= Beginning of Section =

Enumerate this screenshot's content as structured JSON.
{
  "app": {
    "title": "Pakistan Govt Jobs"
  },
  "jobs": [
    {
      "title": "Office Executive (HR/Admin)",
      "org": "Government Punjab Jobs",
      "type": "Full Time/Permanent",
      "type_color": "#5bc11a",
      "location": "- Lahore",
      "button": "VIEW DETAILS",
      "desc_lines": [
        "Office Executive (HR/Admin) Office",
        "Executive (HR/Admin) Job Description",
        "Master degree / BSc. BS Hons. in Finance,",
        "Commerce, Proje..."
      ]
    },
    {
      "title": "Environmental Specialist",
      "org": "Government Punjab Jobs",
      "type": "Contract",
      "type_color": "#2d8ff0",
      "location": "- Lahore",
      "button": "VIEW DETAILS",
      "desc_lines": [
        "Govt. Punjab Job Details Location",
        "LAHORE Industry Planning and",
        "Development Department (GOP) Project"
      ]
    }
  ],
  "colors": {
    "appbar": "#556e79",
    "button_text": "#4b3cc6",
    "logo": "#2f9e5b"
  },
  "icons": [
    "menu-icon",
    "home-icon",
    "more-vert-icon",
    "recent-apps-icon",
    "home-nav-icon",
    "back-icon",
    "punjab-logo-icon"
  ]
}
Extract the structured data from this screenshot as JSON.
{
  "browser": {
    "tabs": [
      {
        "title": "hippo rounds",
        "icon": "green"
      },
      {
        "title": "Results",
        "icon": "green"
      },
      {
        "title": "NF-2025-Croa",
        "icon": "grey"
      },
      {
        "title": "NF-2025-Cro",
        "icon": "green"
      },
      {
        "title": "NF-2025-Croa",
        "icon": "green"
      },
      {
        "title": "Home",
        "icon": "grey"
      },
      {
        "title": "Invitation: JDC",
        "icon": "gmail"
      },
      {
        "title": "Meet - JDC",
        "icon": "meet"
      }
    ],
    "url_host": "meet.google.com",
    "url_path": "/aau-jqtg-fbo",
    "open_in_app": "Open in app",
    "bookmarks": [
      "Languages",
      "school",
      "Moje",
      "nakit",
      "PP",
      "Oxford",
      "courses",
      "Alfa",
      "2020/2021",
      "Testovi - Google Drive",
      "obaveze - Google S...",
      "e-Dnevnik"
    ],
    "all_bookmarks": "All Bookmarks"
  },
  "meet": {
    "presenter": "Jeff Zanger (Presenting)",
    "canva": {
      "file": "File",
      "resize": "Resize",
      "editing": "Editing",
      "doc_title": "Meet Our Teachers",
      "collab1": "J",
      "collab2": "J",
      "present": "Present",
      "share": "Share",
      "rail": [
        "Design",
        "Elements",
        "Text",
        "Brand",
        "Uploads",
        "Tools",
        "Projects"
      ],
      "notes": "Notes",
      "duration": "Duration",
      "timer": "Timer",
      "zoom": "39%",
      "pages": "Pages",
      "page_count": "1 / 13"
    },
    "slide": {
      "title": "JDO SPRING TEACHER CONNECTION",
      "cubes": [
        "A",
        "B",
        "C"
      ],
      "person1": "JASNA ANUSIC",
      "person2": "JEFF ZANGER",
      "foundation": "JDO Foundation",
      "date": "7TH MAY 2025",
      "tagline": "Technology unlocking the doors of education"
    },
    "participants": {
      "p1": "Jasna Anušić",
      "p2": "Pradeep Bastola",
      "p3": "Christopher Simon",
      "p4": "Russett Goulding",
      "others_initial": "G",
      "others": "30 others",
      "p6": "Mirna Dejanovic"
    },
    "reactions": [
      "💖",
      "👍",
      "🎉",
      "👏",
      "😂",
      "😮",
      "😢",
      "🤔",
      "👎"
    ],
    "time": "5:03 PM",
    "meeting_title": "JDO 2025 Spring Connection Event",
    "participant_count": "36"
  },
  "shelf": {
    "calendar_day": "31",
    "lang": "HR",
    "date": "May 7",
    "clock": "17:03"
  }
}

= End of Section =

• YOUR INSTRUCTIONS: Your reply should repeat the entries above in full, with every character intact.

• RESULT FOR THIS EXERCISE:
Enumerate this screenshot's content as structured JSON.
{
  "app": {
    "title": "Pakistan Govt Jobs"
  },
  "jobs": [
    {
      "title": "Office Executive (HR/Admin)",
      "org": "Government Punjab Jobs",
      "type": "Full Time/Permanent",
      "type_color": "#5bc11a",
      "location": "- Lahore",
      "button": "VIEW DETAILS",
      "desc_lines": [
        "Office Executive (HR/Admin) Office",
        "Executive (HR/Admin) Job Description",
        "Master degree / BSc. BS Hons. in Finance,",
        "Commerce, Proje..."
      ]
    },
    {
      "title": "Environmental Specialist",
      "org": "Government Punjab Jobs",
      "type": "Contract",
      "type_color": "#2d8ff0",
      "location": "- Lahore",
      "button": "VIEW DETAILS",
      "desc_lines": [
        "Govt. Punjab Job Details Location",
        "LAHORE Industry Planning and",
        "Development Department (GOP) Project"
      ]
    }
  ],
  "colors": {
    "appbar": "#556e79",
    "button_text": "#4b3cc6",
    "logo": "#2f9e5b"
  },
  "icons": [
    "menu-icon",
    "home-icon",
    "more-vert-icon",
    "recent-apps-icon",
    "home-nav-icon",
    "back-icon",
    "punjab-logo-icon"
  ]
}
Extract the structured data from this screenshot as JSON.
{
  "browser": {
    "tabs": [
      {
        "title": "hippo rounds",
        "icon": "green"
      },
      {
        "title": "Results",
        "icon": "green"
      },
      {
        "title": "NF-2025-Croa",
        "icon": "grey"
      },
      {
        "title": "NF-2025-Cro",
        "icon": "green"
      },
      {
        "title": "NF-2025-Croa",
        "icon": "green"
      },
      {
        "title": "Home",
        "icon": "grey"
      },
      {
        "title": "Invitation: JDC",
        "icon": "gmail"
      },
      {
        "title": "Meet - JDC",
        "icon": "meet"
      }
    ],
    "url_host": "meet.google.com",
    "url_path": "/aau-jqtg-fbo",
    "open_in_app": "Open in app",
    "bookmarks": [
      "Languages",
      "school",
      "Moje",
      "nakit",
      "PP",
      "Oxford",
      "courses",
      "Alfa",
      "2020/2021",
      "Testovi - Google Drive",
      "obaveze - Google S...",
      "e-Dnevnik"
    ],
    "all_bookmarks": "All Bookmarks"
  },
  "meet": {
    "presenter": "Jeff Zanger (Presenting)",
    "canva": {
      "file": "File",
      "resize": "Resize",
      "editing": "Editing",
      "doc_title": "Meet Our Teachers",
      "collab1": "J",
      "collab2": "J",
      "present": "Present",
      "share": "Share",
      "rail": [
        "Design",
        "Elements",
        "Text",
        "Brand",
        "Uploads",
        "Tools",
        "Projects"
      ],
      "notes": "Notes",
      "duration": "Duration",
      "timer": "Timer",
      "zoom": "39%",
      "pages": "Pages",
      "page_count": "1 / 13"
    },
    "slide": {
      "title": "JDO SPRING TEACHER CONNECTION",
      "cubes": [
        "A",
        "B",
        "C"
      ],
      "person1": "JASNA ANUSIC",
      "person2": "JEFF ZANGER",
      "foundation": "JDO Foundation",
      "date": "7TH MAY 2025",
      "tagline": "Technology unlocking the doors of education"
    },
    "participants": {
      "p1": "Jasna Anušić",
      "p2": "Pradeep Bastola",
      "p3": "Christopher Simon",
      "p4": "Russett Goulding",
      "others_initial": "G",
      "others": "30 others",
      "p6": "Mirna Dejanovic"
    },
    "reactions": [
      "💖",
      "👍",
      "🎉",
      "👏",
      "😂",
      "😮",
      "😢",
      "🤔",
      "👎"
    ],
    "time": "5:03 PM",
    "meeting_title": "JDO 2025 Spring Connection Event",
    "participant_count": "36"
  },
  "shelf": {
    "calendar_day": "31",
    "lang": "HR",
    "date": "May 7",
    "clock": "17:03"
  }
}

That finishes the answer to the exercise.